As a doctor my role is to ease suffering and promote health; I’m less interested in the rights and wrongs of gender variance treatments than in whether they help the individual before me to flourish. Gender variance holds a mirror up to the polarization of gender in our own society, which instructs us relentlessly and emphatically to choose. Forcing this choice can be harmful and isn’t backed up by the scientific evidence. We are developing a greater understanding of gender variance and, in tandem, society is developing increasing tolerance toward gender ambiguity.
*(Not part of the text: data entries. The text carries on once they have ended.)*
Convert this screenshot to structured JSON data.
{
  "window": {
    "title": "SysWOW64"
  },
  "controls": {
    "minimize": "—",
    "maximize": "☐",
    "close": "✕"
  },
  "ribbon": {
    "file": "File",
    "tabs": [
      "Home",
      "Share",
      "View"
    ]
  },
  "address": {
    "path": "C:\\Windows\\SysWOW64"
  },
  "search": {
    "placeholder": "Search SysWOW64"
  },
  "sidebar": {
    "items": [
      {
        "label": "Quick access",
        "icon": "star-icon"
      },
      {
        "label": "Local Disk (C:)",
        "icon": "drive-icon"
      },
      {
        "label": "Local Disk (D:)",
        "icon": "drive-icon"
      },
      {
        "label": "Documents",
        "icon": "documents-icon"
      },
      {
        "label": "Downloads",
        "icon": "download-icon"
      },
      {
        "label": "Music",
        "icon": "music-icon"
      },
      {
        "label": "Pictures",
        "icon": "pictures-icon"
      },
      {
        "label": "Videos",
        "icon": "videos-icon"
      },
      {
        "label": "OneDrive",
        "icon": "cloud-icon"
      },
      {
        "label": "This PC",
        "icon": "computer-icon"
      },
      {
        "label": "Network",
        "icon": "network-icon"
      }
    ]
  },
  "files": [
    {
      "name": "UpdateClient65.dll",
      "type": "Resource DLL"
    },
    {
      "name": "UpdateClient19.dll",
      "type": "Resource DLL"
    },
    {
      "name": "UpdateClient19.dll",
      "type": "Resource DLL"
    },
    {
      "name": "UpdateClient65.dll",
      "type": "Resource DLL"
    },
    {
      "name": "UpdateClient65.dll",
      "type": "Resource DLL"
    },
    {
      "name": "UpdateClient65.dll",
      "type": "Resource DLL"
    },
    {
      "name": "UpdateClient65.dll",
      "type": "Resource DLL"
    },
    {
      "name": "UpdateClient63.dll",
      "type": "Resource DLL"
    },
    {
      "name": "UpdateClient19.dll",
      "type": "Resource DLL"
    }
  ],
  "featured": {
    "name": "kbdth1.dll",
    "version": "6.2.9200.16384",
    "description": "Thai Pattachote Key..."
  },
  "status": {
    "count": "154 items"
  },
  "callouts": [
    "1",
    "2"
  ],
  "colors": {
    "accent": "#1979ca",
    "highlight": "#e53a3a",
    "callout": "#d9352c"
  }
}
When in The Waste Land T.S. Eliot wrote of the pain of being trapped between two lives, tortured and unable to be fully accepted in either, the allegorical figure he chose was Tiresias: “throbbing between two lives … I Tiresias have foresuffered all.” The testimony from science, medicine, and gender variant individuals themselves all indicate that the distance between those two lives needn’t be so great, and that sometimes the choice need not be so stark.